+++ INPUT FOR THIS TASK

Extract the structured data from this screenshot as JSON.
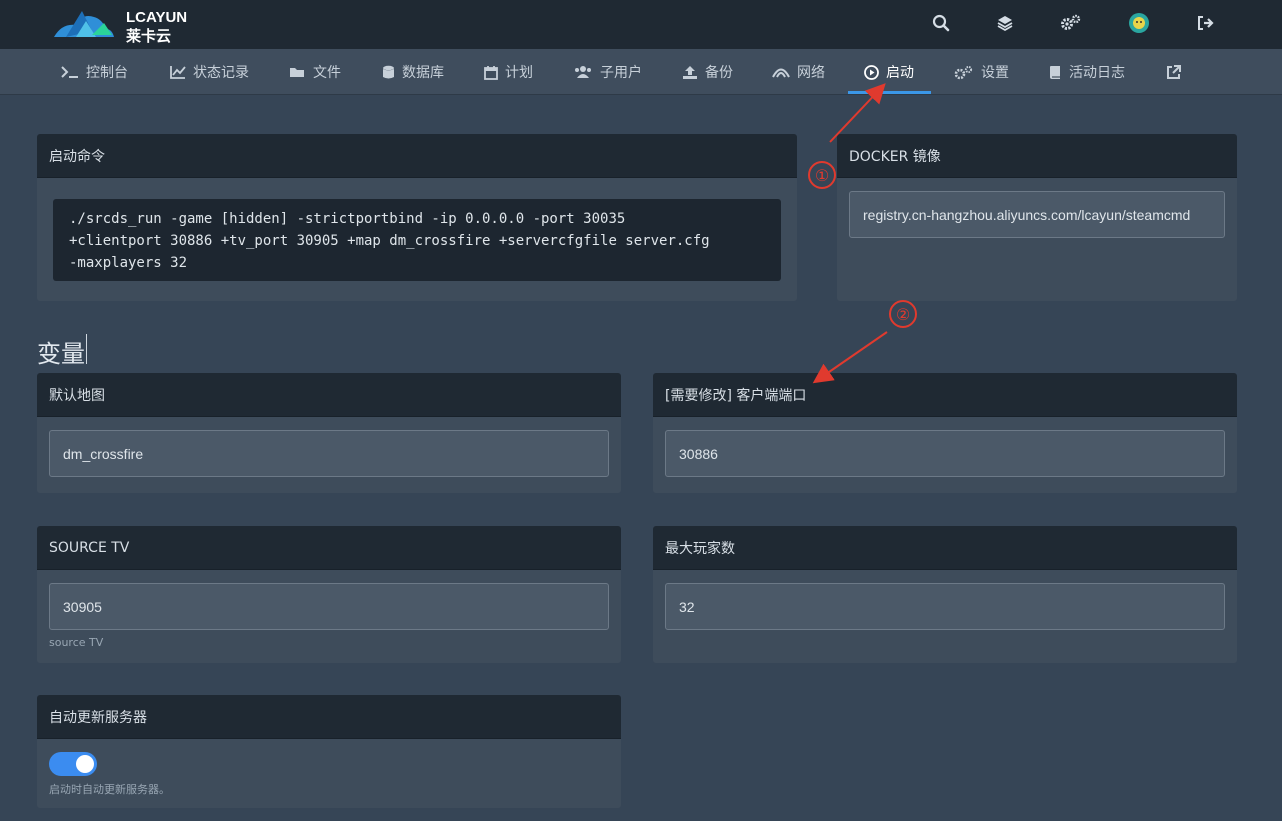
{
  "header": {
    "logo_top": "LCAYUN",
    "logo_bottom": "莱卡云"
  },
  "nav": {
    "items": [
      {
        "label": "控制台",
        "icon": "terminal-icon"
      },
      {
        "label": "状态记录",
        "icon": "chart-icon"
      },
      {
        "label": "文件",
        "icon": "folder-icon"
      },
      {
        "label": "数据库",
        "icon": "database-icon"
      },
      {
        "label": "计划",
        "icon": "calendar-icon"
      },
      {
        "label": "子用户",
        "icon": "users-icon"
      },
      {
        "label": "备份",
        "icon": "upload-icon"
      },
      {
        "label": "网络",
        "icon": "network-icon"
      },
      {
        "label": "启动",
        "icon": "play-icon",
        "active": true
      },
      {
        "label": "设置",
        "icon": "gears-icon"
      },
      {
        "label": "活动日志",
        "icon": "book-icon"
      }
    ]
  },
  "startup": {
    "title": "启动命令",
    "command_lines": [
      "./srcds_run -game [hidden] -strictportbind -ip 0.0.0.0 -port 30035",
      "+clientport 30886 +tv_port 30905 +map dm_crossfire +servercfgfile server.cfg",
      "-maxplayers 32"
    ]
  },
  "docker": {
    "title": "DOCKER 镜像",
    "value": "registry.cn-hangzhou.aliyuncs.com/lcayun/steamcmd"
  },
  "variables": {
    "title": "变量",
    "default_map": {
      "label": "默认地图",
      "value": "dm_crossfire"
    },
    "client_port": {
      "label": "[需要修改] 客户端端口",
      "value": "30886"
    },
    "source_tv": {
      "label": "SOURCE TV",
      "value": "30905",
      "help": "source TV"
    },
    "max_players": {
      "label": "最大玩家数",
      "value": "32"
    },
    "auto_update": {
      "label": "自动更新服务器",
      "help": "启动时自动更新服务器。",
      "enabled": true
    }
  },
  "annotations": {
    "one": "①",
    "two": "②"
  },
  "colors": {
    "accent": "#3b97e8",
    "annotation": "#e03a2e",
    "toggle_on": "#3b8cf0"
  }
}
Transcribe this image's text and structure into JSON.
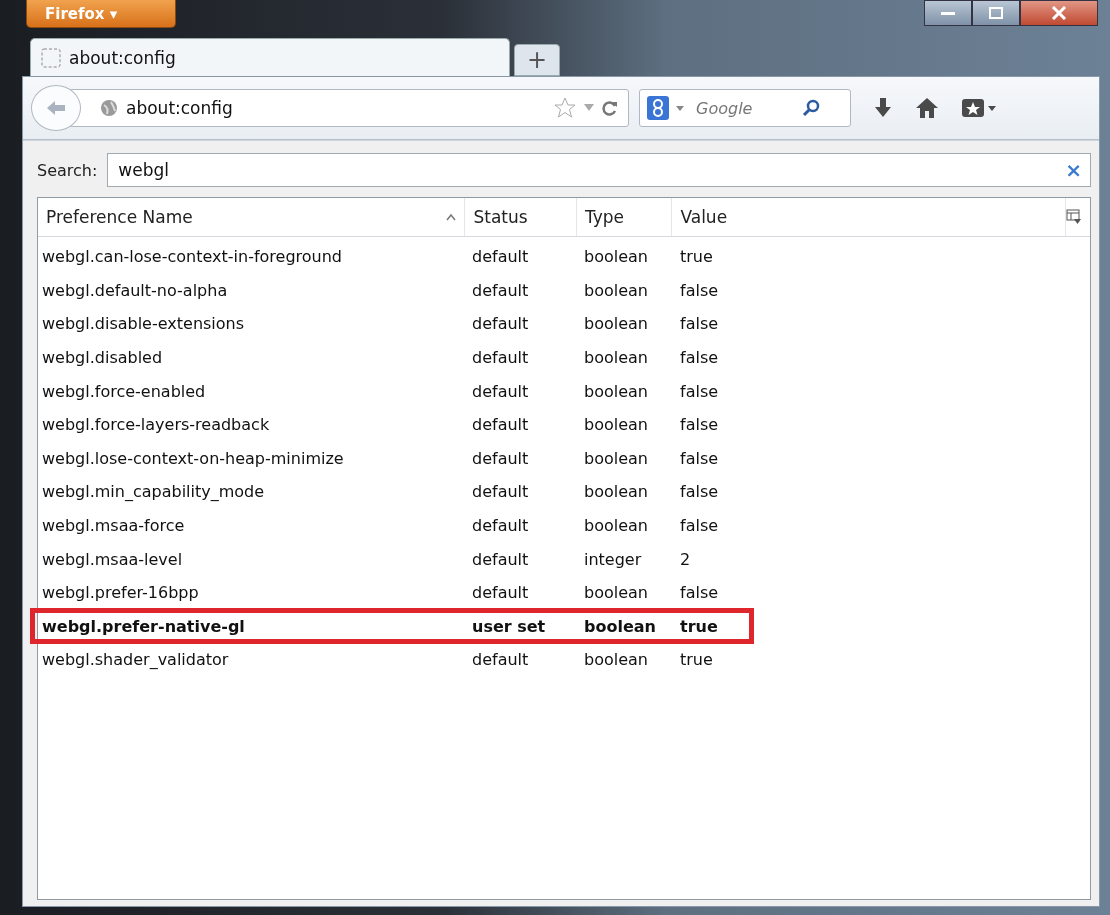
{
  "app_button": {
    "label": "Firefox",
    "caret": "▾"
  },
  "tabs": [
    {
      "title": "about:config",
      "selected": true
    }
  ],
  "new_tab": "+",
  "url_bar": {
    "value": "about:config"
  },
  "search_engine": {
    "placeholder": "Google"
  },
  "config_search": {
    "label": "Search:",
    "value": "webgl",
    "clear": "×"
  },
  "table": {
    "columns": [
      {
        "label": "Preference Name",
        "sorted": true
      },
      {
        "label": "Status",
        "sorted": false
      },
      {
        "label": "Type",
        "sorted": false
      },
      {
        "label": "Value",
        "sorted": false
      }
    ],
    "rows": [
      {
        "name": "webgl.can-lose-context-in-foreground",
        "status": "default",
        "type": "boolean",
        "value": "true",
        "modified": false,
        "highlighted": false
      },
      {
        "name": "webgl.default-no-alpha",
        "status": "default",
        "type": "boolean",
        "value": "false",
        "modified": false,
        "highlighted": false
      },
      {
        "name": "webgl.disable-extensions",
        "status": "default",
        "type": "boolean",
        "value": "false",
        "modified": false,
        "highlighted": false
      },
      {
        "name": "webgl.disabled",
        "status": "default",
        "type": "boolean",
        "value": "false",
        "modified": false,
        "highlighted": false
      },
      {
        "name": "webgl.force-enabled",
        "status": "default",
        "type": "boolean",
        "value": "false",
        "modified": false,
        "highlighted": false
      },
      {
        "name": "webgl.force-layers-readback",
        "status": "default",
        "type": "boolean",
        "value": "false",
        "modified": false,
        "highlighted": false
      },
      {
        "name": "webgl.lose-context-on-heap-minimize",
        "status": "default",
        "type": "boolean",
        "value": "false",
        "modified": false,
        "highlighted": false
      },
      {
        "name": "webgl.min_capability_mode",
        "status": "default",
        "type": "boolean",
        "value": "false",
        "modified": false,
        "highlighted": false
      },
      {
        "name": "webgl.msaa-force",
        "status": "default",
        "type": "boolean",
        "value": "false",
        "modified": false,
        "highlighted": false
      },
      {
        "name": "webgl.msaa-level",
        "status": "default",
        "type": "integer",
        "value": "2",
        "modified": false,
        "highlighted": false
      },
      {
        "name": "webgl.prefer-16bpp",
        "status": "default",
        "type": "boolean",
        "value": "false",
        "modified": false,
        "highlighted": false
      },
      {
        "name": "webgl.prefer-native-gl",
        "status": "user set",
        "type": "boolean",
        "value": "true",
        "modified": true,
        "highlighted": true
      },
      {
        "name": "webgl.shader_validator",
        "status": "default",
        "type": "boolean",
        "value": "true",
        "modified": false,
        "highlighted": false
      }
    ]
  }
}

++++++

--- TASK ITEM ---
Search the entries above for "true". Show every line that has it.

--- TASK RESULT ---
        "active": true
      "enabled": true
      "selected": true
        "sorted": true
        "value": "true",
        "value": "true",
        "modified": true,
        "highlighted": true
        "value": "true",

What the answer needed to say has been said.